Leucadendron argenteum

Silver Tree, Silver Leaf Tree

Leucadendron Argenteum

Silver trees are wonderful garden ornamentals. Leucadendron Argenteum, the shimmering Silver Tree, is one of South Africa’s iconic trees. It was first mentioned in a manuscript of the early 17th century when dense stands of it covered large areas of the Cape Peninsula.

With urbanisation, forestry and agriculture, it is now limited to isolated patches on Lion’s Head and the lower eastern slopes of Table Mountain around Rhodes Memorial, at Kirstenbosch and on Wynberg Hill, and there are several populations in the mountains at Paarl, Stellenbosch and Somerset West which are said to have been planted.

In centuries past it was widely planted for firewood, but is now grown exclusively as a garden ornamental. Leucadendron Argenteum is one of several members of the Proteaceae family with silvery leaves. The shimmering, silvery effect is most noticeable in summer and arises from the light reflected off the dense covering of fine silky hairs which lie flat against the surface in hot weather, but stand erect on cool days, giving it a greener appearance.

The Silver Tree, like all other members of the genus Leucadendron, is dioecious, meaning that the flower heads consist either of male or female flowers, and are borne on different plants. The male flower heads are relatively soft balls of light pink and yellow whereas the female flowers are produced between silvery bracts which develop into hard cones. The leaves surrounding the flower heads of the male trees are prominent and become very shiny, sometimes turning yellow on the inner surfaces, whereas the cones of the female flower heads remain enclosed within the leaves.

Silver trees are adapted to fire cycles in the wild and survive by means of re-seeding. The trees are usually killed by summer fires but the seeds within the female cones survive and are stimulated to germinate within a few weeks of autumn rains. Silver Trees are fast-growing, upright trees reaching 8-10 m high, with a spread of 2-3 m. In the garden, the silvery effect provides excellent contrast against the light to dark green shades of surrounding garden shrubs and trees. Flowering takes place from late August to October.

Silver Trees make excellent specimen trees for small to medium-sized gardens and are ideal for group plantings in large fynbos gardens. They grow very well in acid, granitic soils but easily adapt to well drained, acid, sandy soils. Incorporate well rotted compost into the planting hole but do not use manure or chemical fertilisers as these will burn the roots.

Young trees require regular deep watering in winter for their first two years, but once established they are water-wise. They need full sun and free air circulation. Established trees can take occasional light frost. Care must be taken not to disturb the roots as this makes them susceptible to the root-rot fungus Phytophthora cinnamomi.

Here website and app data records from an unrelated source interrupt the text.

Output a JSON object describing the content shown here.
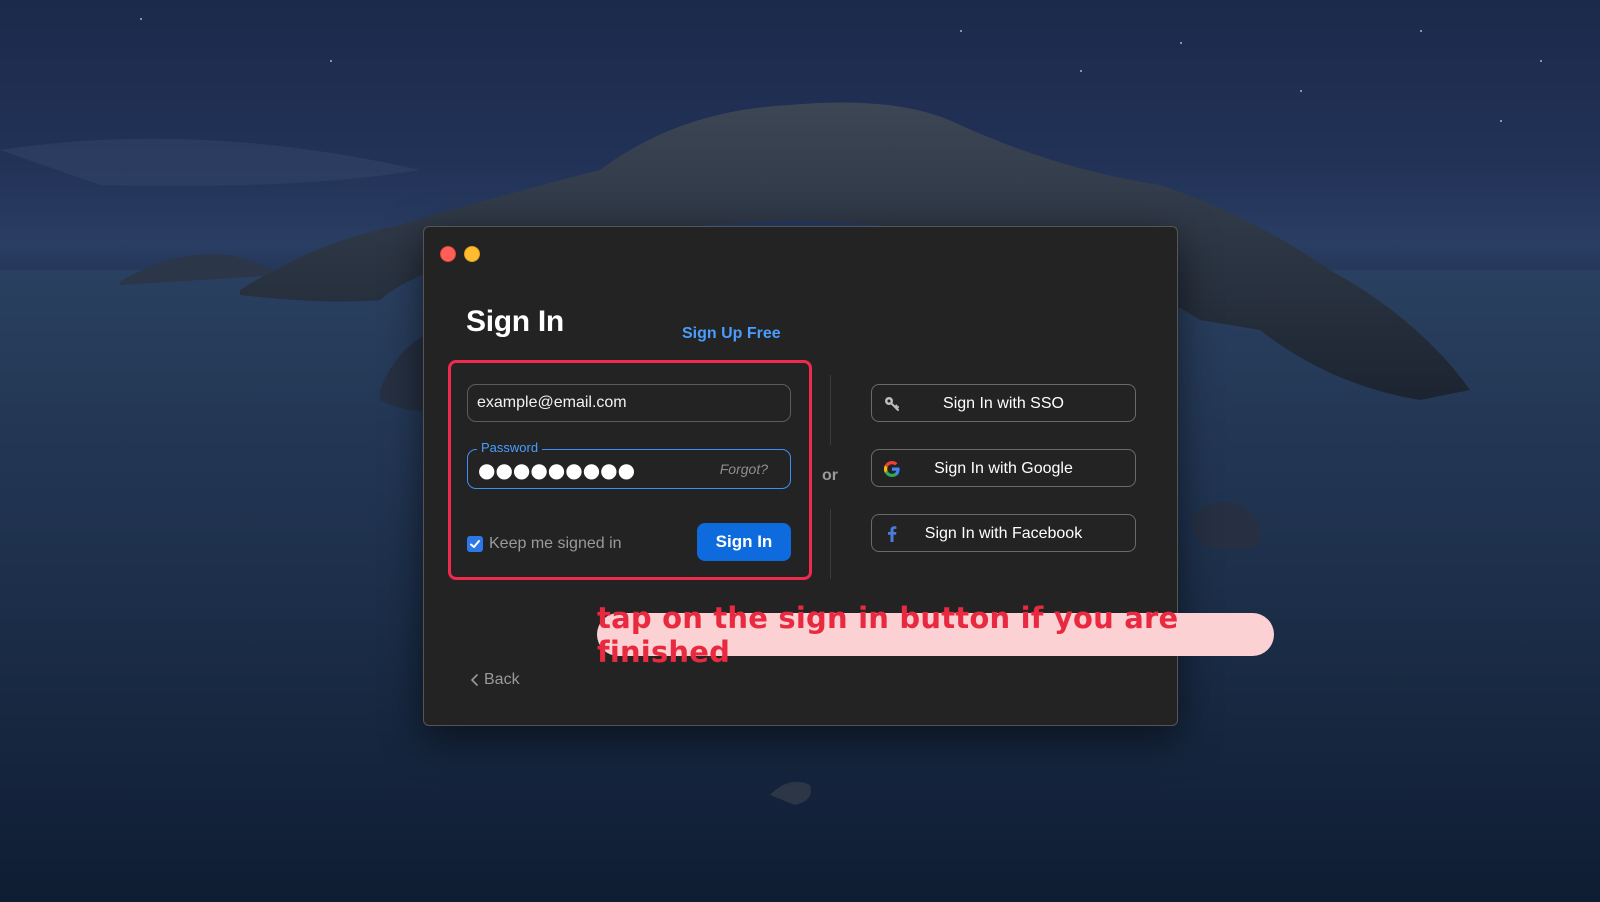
{
  "window": {
    "title": "Sign In",
    "signup_link": "Sign Up Free"
  },
  "form": {
    "email_value": "example@email.com",
    "password_label": "Password",
    "password_masked": "●●●●●●●●●",
    "forgot_link": "Forgot?",
    "keep_signed_in_label": "Keep me signed in",
    "keep_signed_in_checked": true,
    "signin_button": "Sign In"
  },
  "separator": "or",
  "alt_signin": {
    "sso": {
      "label": "Sign In with SSO",
      "icon": "key-icon"
    },
    "google": {
      "label": "Sign In with Google",
      "icon": "google-icon"
    },
    "facebook": {
      "label": "Sign In with Facebook",
      "icon": "facebook-icon"
    }
  },
  "back_link": "Back",
  "annotation": {
    "tip_text": "tap on the sign in button if you are finished",
    "highlight_color": "#ee2a4e"
  },
  "colors": {
    "accent": "#0d6bde",
    "link": "#4a9dff",
    "window_bg": "#232323",
    "traffic_close": "#fe5f57",
    "traffic_min": "#febc2e"
  }
}
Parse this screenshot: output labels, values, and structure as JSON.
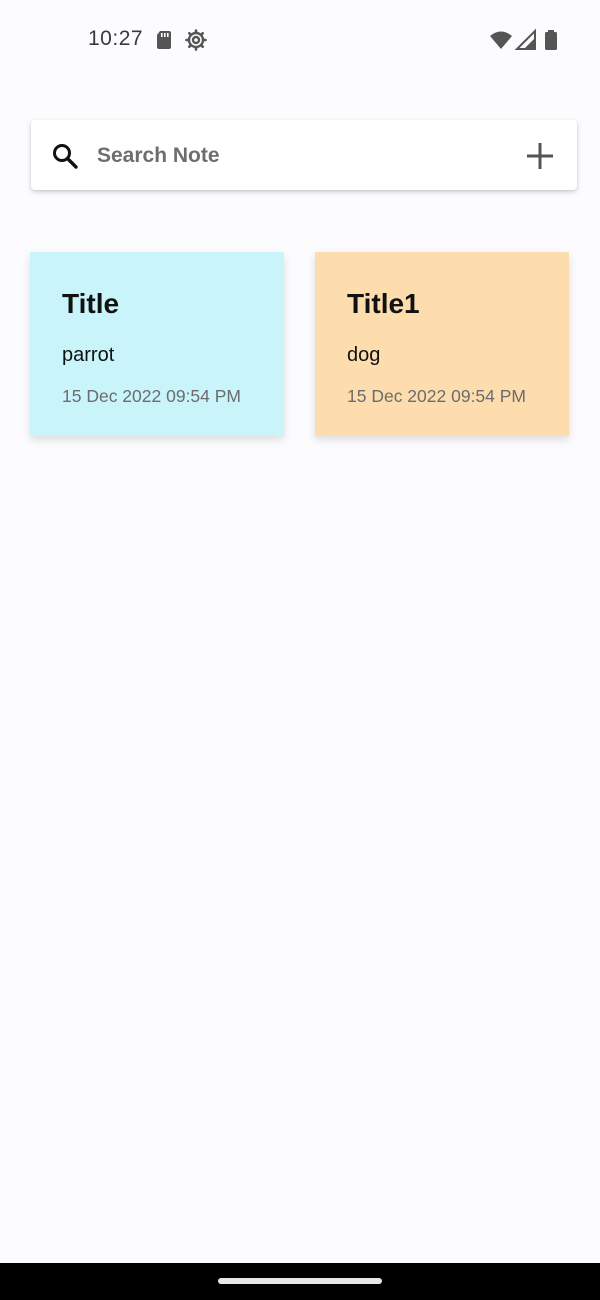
{
  "status_bar": {
    "time": "10:27",
    "icons_left": [
      "sd-card-icon",
      "settings-gear-icon"
    ],
    "icons_right": [
      "wifi-icon",
      "signal-icon",
      "battery-icon"
    ]
  },
  "search": {
    "placeholder": "Search Note",
    "value": "",
    "search_icon": "search-icon",
    "add_icon": "add-icon"
  },
  "notes": [
    {
      "title": "Title",
      "body": "parrot",
      "date": "15 Dec 2022 09:54 PM",
      "color": "#c8f4fa"
    },
    {
      "title": "Title1",
      "body": "dog",
      "date": "15 Dec 2022 09:54 PM",
      "color": "#fddcae"
    }
  ],
  "colors": {
    "background": "#fcfbfe",
    "nav_bar": "#000000",
    "text_primary": "#111111",
    "text_secondary": "#6c6c6c"
  }
}
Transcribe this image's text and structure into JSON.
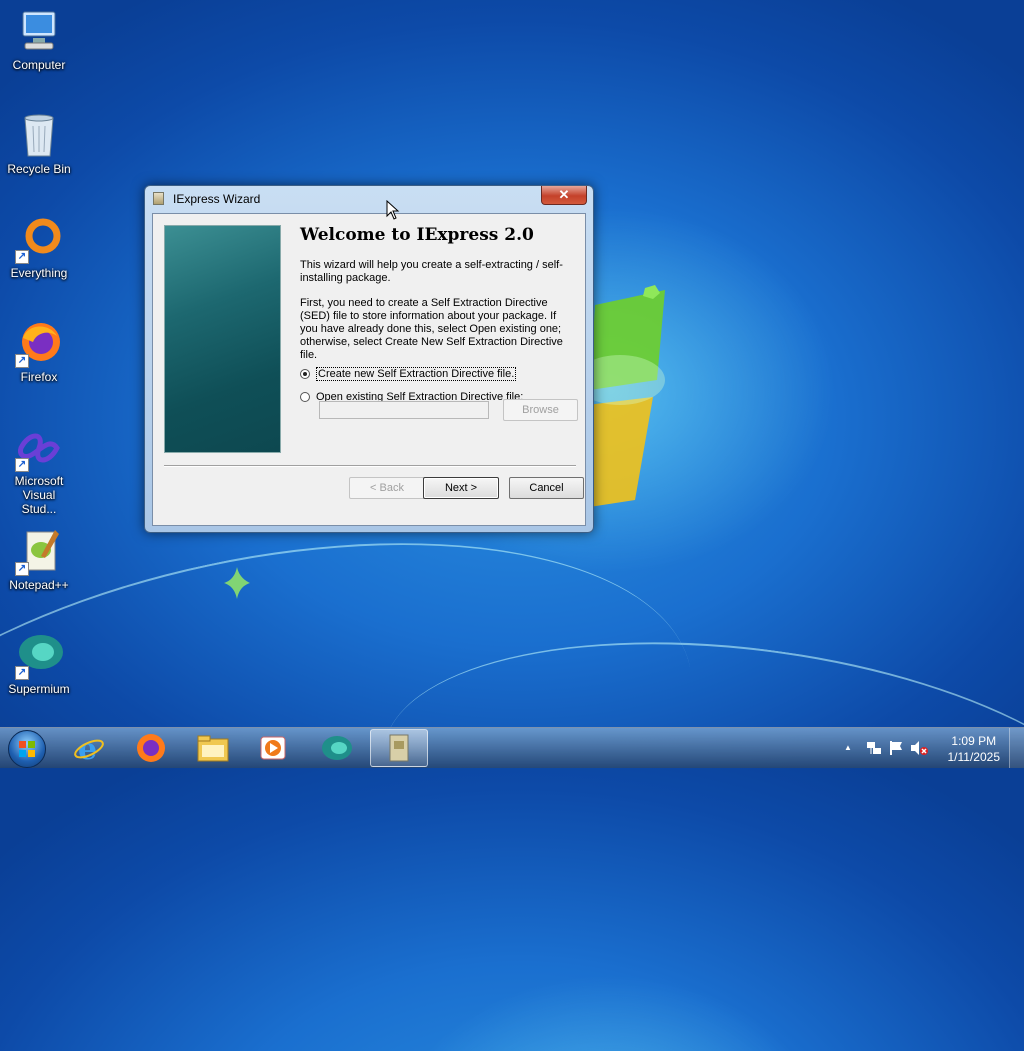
{
  "desktop": {
    "icons": [
      {
        "label": "Computer",
        "icon": "computer-icon"
      },
      {
        "label": "Recycle Bin",
        "icon": "recycle-bin-icon"
      },
      {
        "label": "Everything",
        "icon": "everything-icon"
      },
      {
        "label": "Firefox",
        "icon": "firefox-icon"
      },
      {
        "label": "Microsoft Visual Stud...",
        "icon": "visual-studio-icon"
      },
      {
        "label": "Notepad++",
        "icon": "notepadpp-icon"
      },
      {
        "label": "Supermium",
        "icon": "supermium-icon"
      }
    ]
  },
  "window": {
    "title": "IExpress Wizard",
    "close_glyph": "✕",
    "heading": "Welcome to IExpress 2.0",
    "intro": "This wizard will help you create a self-extracting / self-installing package.",
    "instructions": "First, you need to create a Self Extraction Directive (SED) file to store information about your package.  If you have already done this, select Open existing one; otherwise, select Create New Self Extraction Directive file.",
    "options": [
      {
        "label": "Create new Self Extraction Directive file.",
        "selected": true
      },
      {
        "label": "Open existing Self Extraction Directive file:",
        "selected": false
      }
    ],
    "path_value": "",
    "browse_label": "Browse",
    "back_label": "< Back",
    "next_label": "Next >",
    "cancel_label": "Cancel"
  },
  "taskbar": {
    "items": [
      "internet-explorer-icon",
      "firefox-icon",
      "file-explorer-icon",
      "media-player-icon",
      "supermium-icon",
      "iexpress-icon"
    ],
    "active_item": "iexpress-icon",
    "tray": {
      "chevron": "▲",
      "clock_time": "1:09 PM",
      "clock_date": "1/11/2025"
    }
  },
  "colors": {
    "desktop_blue": "#1a6fcf",
    "close_red": "#c4412a",
    "panel_teal": "#1d6870"
  }
}
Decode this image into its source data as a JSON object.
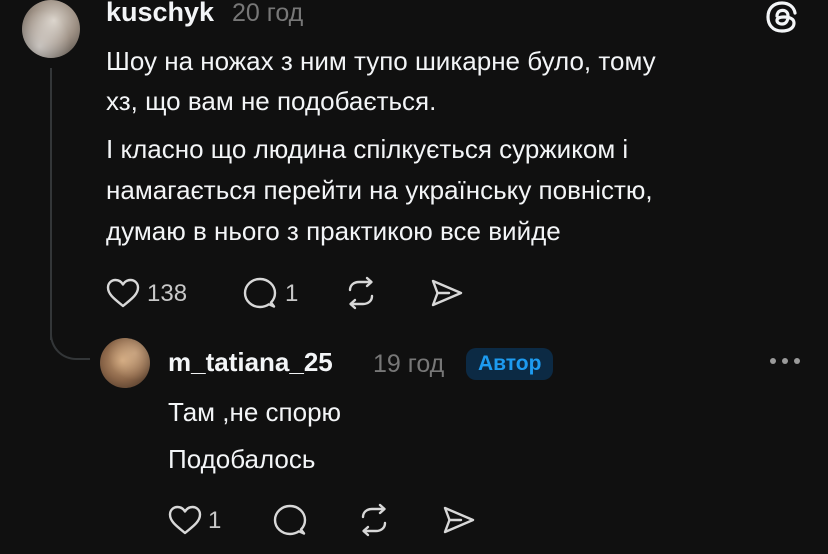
{
  "post": {
    "username": "kuschyk",
    "time": "20 год",
    "lines": [
      "Шоу на ножах з ним тупо шикарне було, тому",
      "хз, що вам не подобається.",
      "І класно що людина спілкується суржиком і",
      "намагається перейти на українську повністю,",
      "думаю в нього з практикою все вийде"
    ],
    "likes": "138",
    "replies": "1"
  },
  "reply": {
    "username": "m_tatiana_25",
    "time": "19 год",
    "badge": "Автор",
    "lines": [
      "Там ,не спорю",
      "Подобалось"
    ],
    "likes": "1"
  },
  "icons": {
    "app_logo": "threads-logo-icon",
    "more": "more-dots-icon",
    "like": "heart-icon",
    "reply": "comment-icon",
    "repost": "repost-icon",
    "share": "send-icon"
  },
  "colors": {
    "background": "#101010",
    "text": "#f3f5f7",
    "muted": "#777777",
    "badge_text": "#1d9bf0",
    "badge_bg": "#0c2a44"
  }
}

Silver trees generally live for only about 20 years, so it is wise to plant replacement trees at staggered intervals. Plant Silver Trees from nursery bags in late autumn, once temperatures have cooled down considerably, or alternatively, sow fresh seeds in autumn in seedbeds in an acid, well-drained sandy medium. Pot-up seedlings individually into bags once their first two true leaves appear and plant out into the garden the following autumn. Dried Leucadendron Argenteum silver leaf branches and the dried female cones make wonderful Christmas decorations.

The Gardener